Tesco is expected to reveal a dip in profits for the past year as the supermarket group grappled with rampant food and drink inflation.
The UK’s largest retailer will update investors and analysts over its financial performance for the year to February in an update on Thursday April 13.
A consensus of analysts has said Tesco is due to reveal a strong rise in sales but lower profits due to the challenging backdrop for costs.
It is predicted to unveil a group adjusted operating profit of £2.6 billion for the year, which would be down from £2.8 billion a year earlier.
Profitability has been dented by rocketing energy prices and higher labour costs over the past year.
UK Consumer Price Index (CPI) inflation saw a shock increase to 10.4 per cent in February due to increased pressure on food prices, which worsened as a result of recent fruit and vegetable shortages.
Food and non-alcoholic drinks prices rose by 18 per cent year on year in February, according to the Office for National Statistics (ONS).
What are investors expecting?
Tesco’s buying power will have shielded the group from inflation quite this high but chief executive officer Ken Murphy said at the firm’s previous update in January that it expected more inflation to hit the retailer.

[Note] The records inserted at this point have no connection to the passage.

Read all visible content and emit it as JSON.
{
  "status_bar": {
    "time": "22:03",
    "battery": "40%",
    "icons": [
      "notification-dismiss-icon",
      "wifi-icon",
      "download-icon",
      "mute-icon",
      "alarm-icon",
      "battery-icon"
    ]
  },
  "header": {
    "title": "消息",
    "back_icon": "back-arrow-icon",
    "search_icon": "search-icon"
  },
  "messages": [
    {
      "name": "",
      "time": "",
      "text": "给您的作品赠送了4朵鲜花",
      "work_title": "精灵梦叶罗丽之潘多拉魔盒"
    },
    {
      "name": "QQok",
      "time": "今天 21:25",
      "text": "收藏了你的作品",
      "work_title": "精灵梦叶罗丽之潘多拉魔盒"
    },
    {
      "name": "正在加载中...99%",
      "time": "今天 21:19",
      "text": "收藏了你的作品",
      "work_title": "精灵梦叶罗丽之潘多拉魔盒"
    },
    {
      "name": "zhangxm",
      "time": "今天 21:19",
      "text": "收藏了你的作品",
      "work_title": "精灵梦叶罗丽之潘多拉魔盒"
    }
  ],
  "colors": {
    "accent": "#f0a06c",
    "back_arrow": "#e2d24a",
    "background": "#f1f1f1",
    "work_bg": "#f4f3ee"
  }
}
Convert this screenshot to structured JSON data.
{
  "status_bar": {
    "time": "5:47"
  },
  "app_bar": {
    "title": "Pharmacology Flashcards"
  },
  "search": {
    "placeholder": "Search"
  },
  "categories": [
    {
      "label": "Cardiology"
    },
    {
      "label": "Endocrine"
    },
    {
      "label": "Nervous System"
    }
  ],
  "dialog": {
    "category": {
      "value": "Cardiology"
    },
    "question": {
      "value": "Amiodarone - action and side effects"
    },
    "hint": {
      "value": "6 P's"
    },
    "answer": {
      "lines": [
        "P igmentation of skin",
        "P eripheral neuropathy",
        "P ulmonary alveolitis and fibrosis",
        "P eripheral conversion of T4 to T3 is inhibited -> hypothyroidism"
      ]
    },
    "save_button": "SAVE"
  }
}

Shareholders will be eager for the company to outline whether its cost inflation is starting to ease back yet or if profits are likely to remain constricted for longer.
Profitability has also been dented by the retailer’s investment in prices to keep customers coming through the door in the face of the continued growth of German discounter rivals Aldi and Lidl.
The efforts on value have helped support significant sales growth, with revenues expected to have risen to £65.7 billion over the past year from £54.8 billion.
Analysts have suggested that shareholders will be looking for efforts from the company to continue to support its market share amid the volatile economic backdrop.
“As the market leader, the group has market share of over 27% but, because of tough conditions, supermarkets like Aldi are enticing new customers,” said Sophie Lund-Yates, lead equity analyst at Hargreaves Lansdown.
“We don’t expect the league tables to be upended. But it will be important to assess if Tesco’s share has been nibbled away at, which would suggest consumer pressure is higher than previously thought.”
Bosses at Tesco will also have an opportunity to keep shareholders updated regarding its current strategy, which has seen the company cut further costs, such as through a management overhaul announced in January which cut around 2,100 jobs.
Sky News reported in February that the group was also reviewing the future of its banking arm.